There is a further point here, for the issue is not just a transitional one between high and low inflation periods, or of positive or negative real interest rates, or even of uncertainties about the transition from one condition to another. High interest rates and high inflation go together, so in theory real rates of interest can be positive or negative under each condition. But a high inflation/ high interest environment is different to a low inflation/ low interest rate period because mathematically high interest rates load the burden of repayment on to the early part of the loan. You have to pay the high rate of interest from day one, whereas by the end of the loan those same nominal payments have become very small in real terms. Anyone who took out a mortgage in the late 1970s or early 1980s will have experienced this.
The effect of this "front-end loading" is to force quick pay-backs. So big capital projects are discouraged; building standards have to be skimped; quality in anything is hard to justify financially. By contrast, in a low interest rate/ low inflation world it is possible to do jobs really well. The Victorians built to last for ever, not because they had some temperamental imperative to do so, but because they could borrow the money cheaply.
For ordinary people, the low interest rate environment should have similar effects. There is much less likelihood of losing money by keeping it on deposit. Though nominal interest rates may remain low, the thing which really destroys savings is inflation. As the chart on the left shows, in the early 1990s returns on cash have reached levels not seen since the early 1930s.

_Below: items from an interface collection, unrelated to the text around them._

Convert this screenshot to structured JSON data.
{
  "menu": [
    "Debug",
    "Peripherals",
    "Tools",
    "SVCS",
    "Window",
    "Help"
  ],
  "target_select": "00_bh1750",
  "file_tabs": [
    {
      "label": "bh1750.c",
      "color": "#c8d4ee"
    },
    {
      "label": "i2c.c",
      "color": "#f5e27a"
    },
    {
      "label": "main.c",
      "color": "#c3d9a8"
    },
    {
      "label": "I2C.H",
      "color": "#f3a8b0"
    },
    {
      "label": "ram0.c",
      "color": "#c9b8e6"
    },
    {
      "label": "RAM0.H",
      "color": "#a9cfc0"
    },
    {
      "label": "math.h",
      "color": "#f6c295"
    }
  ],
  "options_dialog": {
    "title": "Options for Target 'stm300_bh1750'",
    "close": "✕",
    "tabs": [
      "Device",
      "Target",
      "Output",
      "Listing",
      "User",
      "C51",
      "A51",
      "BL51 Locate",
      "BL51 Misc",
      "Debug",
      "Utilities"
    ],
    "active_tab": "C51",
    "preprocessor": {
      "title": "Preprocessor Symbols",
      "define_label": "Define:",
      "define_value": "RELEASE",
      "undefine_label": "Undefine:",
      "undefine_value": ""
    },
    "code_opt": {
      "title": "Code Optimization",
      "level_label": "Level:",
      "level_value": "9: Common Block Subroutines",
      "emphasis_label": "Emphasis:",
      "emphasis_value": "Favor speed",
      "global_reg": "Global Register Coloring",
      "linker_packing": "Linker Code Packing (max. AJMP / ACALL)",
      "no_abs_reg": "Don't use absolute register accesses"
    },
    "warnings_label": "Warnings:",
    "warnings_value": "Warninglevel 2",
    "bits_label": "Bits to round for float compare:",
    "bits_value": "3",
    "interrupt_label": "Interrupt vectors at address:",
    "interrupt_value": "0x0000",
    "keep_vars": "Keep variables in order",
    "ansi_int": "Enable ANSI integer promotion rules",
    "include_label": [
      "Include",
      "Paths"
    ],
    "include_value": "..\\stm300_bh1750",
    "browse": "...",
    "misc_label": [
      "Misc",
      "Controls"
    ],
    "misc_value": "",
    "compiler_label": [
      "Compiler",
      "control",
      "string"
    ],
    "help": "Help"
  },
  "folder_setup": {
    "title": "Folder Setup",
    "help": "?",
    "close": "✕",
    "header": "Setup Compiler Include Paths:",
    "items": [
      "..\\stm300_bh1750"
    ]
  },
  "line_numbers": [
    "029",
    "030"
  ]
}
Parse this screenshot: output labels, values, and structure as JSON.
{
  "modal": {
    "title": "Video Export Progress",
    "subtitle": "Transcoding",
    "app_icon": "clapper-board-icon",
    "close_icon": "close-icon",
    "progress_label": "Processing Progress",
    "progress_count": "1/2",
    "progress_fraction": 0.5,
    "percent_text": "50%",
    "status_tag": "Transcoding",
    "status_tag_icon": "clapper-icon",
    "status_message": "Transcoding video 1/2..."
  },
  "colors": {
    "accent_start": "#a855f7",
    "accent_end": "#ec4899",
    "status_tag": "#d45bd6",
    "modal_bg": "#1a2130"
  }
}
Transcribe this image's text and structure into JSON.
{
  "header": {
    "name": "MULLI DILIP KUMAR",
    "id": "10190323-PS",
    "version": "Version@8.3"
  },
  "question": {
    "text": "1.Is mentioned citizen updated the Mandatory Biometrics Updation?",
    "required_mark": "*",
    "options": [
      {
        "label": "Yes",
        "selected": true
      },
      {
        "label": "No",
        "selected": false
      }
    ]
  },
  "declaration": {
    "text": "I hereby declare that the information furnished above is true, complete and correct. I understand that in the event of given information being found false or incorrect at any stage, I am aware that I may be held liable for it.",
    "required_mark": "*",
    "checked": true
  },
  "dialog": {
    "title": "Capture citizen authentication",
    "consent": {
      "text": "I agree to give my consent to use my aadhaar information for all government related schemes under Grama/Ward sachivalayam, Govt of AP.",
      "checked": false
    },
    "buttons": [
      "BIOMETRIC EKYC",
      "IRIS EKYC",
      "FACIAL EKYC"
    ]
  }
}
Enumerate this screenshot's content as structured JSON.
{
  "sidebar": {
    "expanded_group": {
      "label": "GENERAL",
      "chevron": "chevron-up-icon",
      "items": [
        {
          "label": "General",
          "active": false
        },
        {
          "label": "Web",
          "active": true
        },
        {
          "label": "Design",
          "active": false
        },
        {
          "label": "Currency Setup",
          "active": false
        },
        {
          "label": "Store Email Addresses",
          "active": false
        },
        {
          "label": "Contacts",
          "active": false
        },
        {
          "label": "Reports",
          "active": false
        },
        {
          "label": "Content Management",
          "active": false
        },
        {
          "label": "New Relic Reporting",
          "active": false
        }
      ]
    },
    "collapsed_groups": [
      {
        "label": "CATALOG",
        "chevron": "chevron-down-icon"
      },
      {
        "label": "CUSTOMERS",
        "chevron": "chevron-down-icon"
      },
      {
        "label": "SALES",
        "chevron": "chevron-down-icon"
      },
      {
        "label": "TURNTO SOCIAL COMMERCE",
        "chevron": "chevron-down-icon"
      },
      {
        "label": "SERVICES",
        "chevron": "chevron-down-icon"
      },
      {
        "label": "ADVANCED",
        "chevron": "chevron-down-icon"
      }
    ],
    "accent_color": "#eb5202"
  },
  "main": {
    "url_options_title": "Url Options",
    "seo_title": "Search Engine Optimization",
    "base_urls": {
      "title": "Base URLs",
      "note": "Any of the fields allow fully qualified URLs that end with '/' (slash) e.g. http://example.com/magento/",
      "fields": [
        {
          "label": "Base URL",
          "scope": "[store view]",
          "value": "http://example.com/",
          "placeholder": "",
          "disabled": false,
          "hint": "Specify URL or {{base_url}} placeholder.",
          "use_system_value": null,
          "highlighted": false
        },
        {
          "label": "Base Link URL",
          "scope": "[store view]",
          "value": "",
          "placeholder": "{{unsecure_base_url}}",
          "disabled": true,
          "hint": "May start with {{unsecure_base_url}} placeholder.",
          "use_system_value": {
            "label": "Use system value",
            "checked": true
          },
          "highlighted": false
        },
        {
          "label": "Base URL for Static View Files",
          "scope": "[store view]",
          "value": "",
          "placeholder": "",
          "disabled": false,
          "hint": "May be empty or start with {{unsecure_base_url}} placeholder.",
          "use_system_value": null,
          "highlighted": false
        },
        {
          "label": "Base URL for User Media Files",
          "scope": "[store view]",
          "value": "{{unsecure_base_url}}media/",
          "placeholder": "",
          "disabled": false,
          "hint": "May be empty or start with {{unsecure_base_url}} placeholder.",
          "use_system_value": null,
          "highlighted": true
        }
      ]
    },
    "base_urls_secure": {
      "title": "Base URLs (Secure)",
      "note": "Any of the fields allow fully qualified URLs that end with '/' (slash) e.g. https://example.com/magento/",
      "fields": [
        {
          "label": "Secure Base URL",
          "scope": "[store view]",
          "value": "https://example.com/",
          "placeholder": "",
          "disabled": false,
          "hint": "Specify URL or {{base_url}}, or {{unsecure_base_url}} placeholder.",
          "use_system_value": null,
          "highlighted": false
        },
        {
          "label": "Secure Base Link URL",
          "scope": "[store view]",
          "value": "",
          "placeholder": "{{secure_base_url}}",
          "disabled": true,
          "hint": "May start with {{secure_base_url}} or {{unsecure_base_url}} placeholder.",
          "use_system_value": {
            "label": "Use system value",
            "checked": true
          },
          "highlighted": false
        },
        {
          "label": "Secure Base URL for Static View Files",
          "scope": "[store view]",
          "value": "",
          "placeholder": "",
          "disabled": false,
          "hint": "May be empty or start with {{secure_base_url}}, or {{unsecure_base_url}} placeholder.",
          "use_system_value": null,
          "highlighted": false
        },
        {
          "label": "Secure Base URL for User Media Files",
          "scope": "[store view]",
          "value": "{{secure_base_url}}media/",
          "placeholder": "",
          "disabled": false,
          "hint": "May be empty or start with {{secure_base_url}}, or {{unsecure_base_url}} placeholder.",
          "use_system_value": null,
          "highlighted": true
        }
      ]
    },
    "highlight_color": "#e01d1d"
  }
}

As borrowers, though, we should be careful until interest rates really do reflect low inflation. In the last few years British companies have cut back their borrowing, but we as individuals (see right-hand graph) have not. Perhaps we have not yet adjusted to the new normality. Lenders think we haven't. Look at the rates of interest advertised for credit cards or new-car finance schemes. Next time you see the word "only" attached to an interest rate of more than 10 per cent think what our grandparents would have thought of that, before you take up their kind invitation.Reuse content